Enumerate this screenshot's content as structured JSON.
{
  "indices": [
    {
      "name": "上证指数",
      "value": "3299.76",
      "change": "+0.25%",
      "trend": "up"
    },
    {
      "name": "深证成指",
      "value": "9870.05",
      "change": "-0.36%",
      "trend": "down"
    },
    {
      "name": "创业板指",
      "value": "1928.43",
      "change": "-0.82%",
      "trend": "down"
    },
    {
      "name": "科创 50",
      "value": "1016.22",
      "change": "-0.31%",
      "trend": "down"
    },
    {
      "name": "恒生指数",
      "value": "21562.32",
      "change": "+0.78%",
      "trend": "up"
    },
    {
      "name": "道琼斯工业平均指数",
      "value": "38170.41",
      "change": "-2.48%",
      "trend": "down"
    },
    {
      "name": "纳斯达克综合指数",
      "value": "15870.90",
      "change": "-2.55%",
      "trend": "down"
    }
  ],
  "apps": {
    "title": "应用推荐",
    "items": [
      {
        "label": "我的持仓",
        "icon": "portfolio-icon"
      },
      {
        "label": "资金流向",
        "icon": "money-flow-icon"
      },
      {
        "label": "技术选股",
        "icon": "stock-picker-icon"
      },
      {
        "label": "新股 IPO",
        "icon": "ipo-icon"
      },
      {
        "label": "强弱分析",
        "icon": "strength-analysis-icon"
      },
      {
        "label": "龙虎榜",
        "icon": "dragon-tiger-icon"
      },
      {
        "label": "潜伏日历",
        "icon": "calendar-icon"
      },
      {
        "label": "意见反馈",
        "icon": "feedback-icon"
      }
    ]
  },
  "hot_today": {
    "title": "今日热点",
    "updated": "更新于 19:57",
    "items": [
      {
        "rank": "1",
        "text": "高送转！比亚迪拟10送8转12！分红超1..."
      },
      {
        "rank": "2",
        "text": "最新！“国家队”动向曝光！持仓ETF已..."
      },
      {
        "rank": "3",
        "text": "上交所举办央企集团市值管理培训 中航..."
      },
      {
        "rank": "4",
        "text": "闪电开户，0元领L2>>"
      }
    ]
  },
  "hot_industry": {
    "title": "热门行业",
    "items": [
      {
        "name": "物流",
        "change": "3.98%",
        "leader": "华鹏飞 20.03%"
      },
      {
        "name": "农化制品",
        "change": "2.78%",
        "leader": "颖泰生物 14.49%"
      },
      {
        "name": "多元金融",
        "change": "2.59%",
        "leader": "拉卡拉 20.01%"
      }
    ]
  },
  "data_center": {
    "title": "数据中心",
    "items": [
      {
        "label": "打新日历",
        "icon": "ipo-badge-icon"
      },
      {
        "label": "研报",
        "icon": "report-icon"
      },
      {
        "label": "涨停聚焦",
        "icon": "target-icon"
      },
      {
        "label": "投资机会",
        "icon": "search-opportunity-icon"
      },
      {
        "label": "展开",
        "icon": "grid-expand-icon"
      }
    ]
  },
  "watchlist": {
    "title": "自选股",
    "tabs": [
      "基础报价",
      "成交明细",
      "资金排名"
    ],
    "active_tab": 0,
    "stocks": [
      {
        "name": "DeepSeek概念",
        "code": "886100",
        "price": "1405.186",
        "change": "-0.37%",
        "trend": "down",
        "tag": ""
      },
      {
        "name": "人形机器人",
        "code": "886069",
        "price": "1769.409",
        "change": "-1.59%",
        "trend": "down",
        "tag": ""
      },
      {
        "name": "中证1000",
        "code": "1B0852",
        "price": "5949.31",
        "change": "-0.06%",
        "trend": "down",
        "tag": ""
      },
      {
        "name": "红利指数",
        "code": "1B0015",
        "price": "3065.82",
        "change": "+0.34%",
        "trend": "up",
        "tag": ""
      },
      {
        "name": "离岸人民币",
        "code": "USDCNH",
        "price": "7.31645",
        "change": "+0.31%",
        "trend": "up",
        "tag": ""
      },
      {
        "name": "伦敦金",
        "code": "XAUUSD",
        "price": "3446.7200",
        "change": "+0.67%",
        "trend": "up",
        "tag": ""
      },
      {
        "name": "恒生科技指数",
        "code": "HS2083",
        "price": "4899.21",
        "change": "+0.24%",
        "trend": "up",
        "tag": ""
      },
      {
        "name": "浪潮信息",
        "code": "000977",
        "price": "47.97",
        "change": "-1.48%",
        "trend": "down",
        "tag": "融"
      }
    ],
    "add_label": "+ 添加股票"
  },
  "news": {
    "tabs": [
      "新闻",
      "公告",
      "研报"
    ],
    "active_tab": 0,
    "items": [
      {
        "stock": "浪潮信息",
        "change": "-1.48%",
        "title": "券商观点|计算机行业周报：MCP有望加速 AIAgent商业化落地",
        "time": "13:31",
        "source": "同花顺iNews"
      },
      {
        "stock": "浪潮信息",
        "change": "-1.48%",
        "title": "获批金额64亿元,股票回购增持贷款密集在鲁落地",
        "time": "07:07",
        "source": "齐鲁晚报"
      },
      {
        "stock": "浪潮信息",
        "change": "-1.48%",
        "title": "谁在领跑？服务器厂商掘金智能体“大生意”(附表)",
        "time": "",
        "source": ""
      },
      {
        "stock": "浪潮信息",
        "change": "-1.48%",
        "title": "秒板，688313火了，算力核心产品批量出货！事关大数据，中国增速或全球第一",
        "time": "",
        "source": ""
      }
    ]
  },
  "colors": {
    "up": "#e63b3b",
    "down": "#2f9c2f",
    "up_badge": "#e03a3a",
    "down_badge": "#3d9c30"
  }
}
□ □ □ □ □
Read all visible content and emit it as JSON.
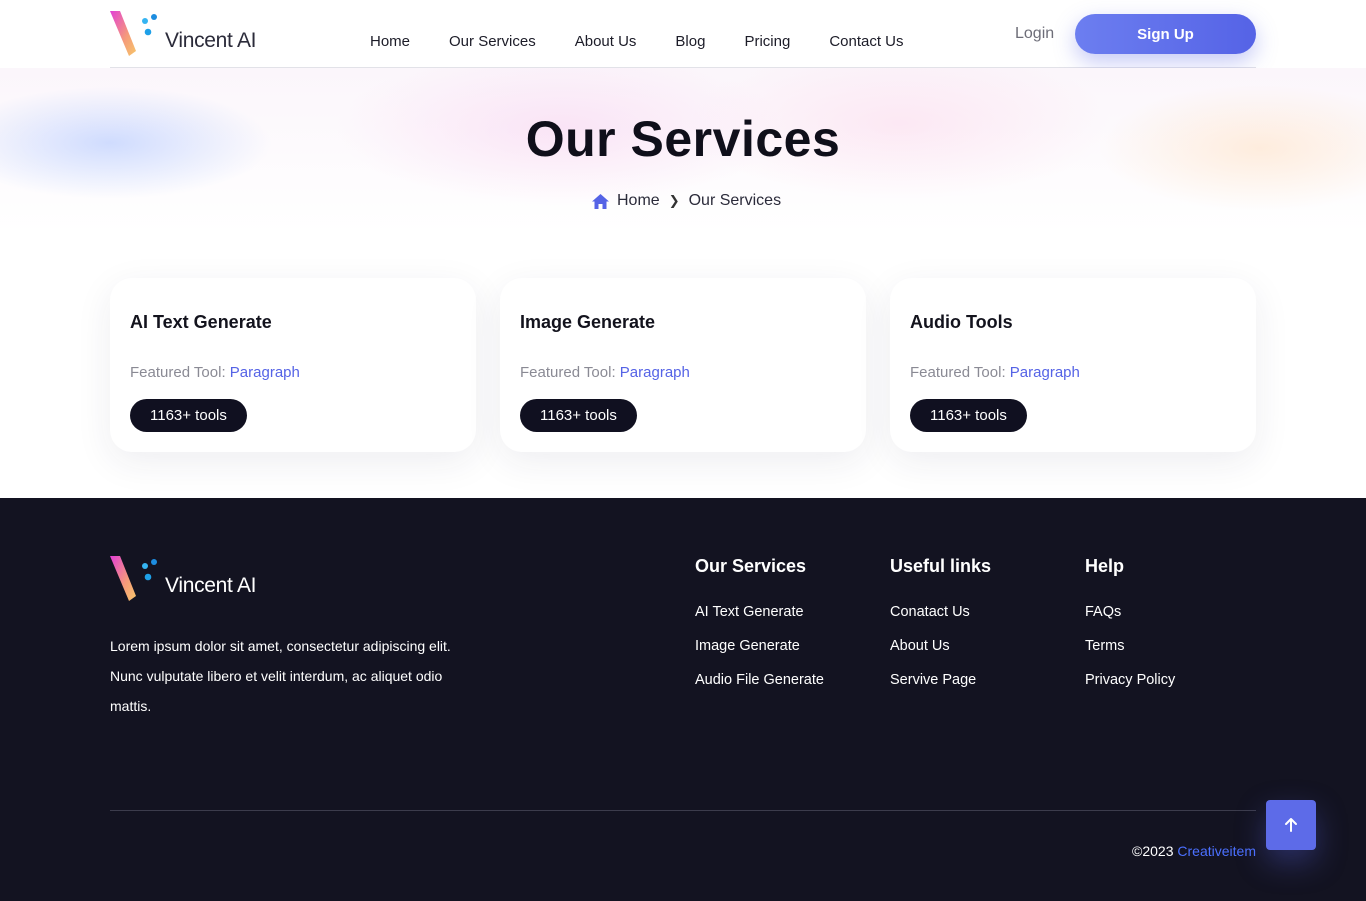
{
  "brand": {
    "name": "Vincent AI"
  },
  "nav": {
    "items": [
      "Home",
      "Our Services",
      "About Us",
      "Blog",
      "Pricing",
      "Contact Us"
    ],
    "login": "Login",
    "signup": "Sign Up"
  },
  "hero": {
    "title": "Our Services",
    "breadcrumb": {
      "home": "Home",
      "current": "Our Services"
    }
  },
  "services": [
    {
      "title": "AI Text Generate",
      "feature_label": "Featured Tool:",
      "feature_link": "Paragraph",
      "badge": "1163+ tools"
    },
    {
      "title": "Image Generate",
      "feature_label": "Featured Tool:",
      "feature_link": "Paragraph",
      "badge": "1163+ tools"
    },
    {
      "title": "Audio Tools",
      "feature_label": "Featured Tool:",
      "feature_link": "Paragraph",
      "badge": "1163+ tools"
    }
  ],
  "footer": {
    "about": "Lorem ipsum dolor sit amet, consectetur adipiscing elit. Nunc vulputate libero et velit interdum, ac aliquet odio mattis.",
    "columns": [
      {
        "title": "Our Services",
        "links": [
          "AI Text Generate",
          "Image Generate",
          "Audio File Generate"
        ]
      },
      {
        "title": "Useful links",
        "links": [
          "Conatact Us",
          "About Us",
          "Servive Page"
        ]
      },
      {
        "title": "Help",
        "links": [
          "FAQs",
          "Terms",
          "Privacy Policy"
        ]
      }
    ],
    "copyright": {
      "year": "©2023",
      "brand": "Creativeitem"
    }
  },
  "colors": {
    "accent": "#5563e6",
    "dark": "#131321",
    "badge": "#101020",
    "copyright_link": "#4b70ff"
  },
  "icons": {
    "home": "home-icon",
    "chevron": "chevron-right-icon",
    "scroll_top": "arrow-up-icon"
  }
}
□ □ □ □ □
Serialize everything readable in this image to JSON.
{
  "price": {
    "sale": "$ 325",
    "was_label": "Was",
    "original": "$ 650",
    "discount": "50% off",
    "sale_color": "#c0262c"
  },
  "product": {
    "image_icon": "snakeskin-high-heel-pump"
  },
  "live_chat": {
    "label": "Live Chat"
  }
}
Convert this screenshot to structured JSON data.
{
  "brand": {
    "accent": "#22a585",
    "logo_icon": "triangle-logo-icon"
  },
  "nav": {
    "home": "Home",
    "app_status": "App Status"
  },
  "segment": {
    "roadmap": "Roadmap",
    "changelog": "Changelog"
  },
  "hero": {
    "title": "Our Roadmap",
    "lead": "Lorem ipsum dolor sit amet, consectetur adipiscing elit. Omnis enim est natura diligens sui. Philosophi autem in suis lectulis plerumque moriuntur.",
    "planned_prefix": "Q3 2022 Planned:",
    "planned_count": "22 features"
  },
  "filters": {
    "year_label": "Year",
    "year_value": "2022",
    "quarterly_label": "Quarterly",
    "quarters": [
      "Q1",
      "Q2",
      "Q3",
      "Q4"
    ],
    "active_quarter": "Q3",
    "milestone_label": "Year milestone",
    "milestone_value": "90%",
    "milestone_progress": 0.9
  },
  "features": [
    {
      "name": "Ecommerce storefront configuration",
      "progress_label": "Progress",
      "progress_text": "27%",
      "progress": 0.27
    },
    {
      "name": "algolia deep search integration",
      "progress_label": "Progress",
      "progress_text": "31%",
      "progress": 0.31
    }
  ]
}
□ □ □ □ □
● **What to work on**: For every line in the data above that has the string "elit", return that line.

● **Your response**:
    "about": "Lorem ipsum dolor sit amet, consectetur adipiscing elit. Nunc vulputate libero et velit interdum, ac aliquet odio mattis.",
    "lead": "Lorem ipsum dolor sit amet, consectetur adipiscing elit. Omnis enim est natura diligens sui. Philosophi autem in suis lectulis plerumque moriuntur.",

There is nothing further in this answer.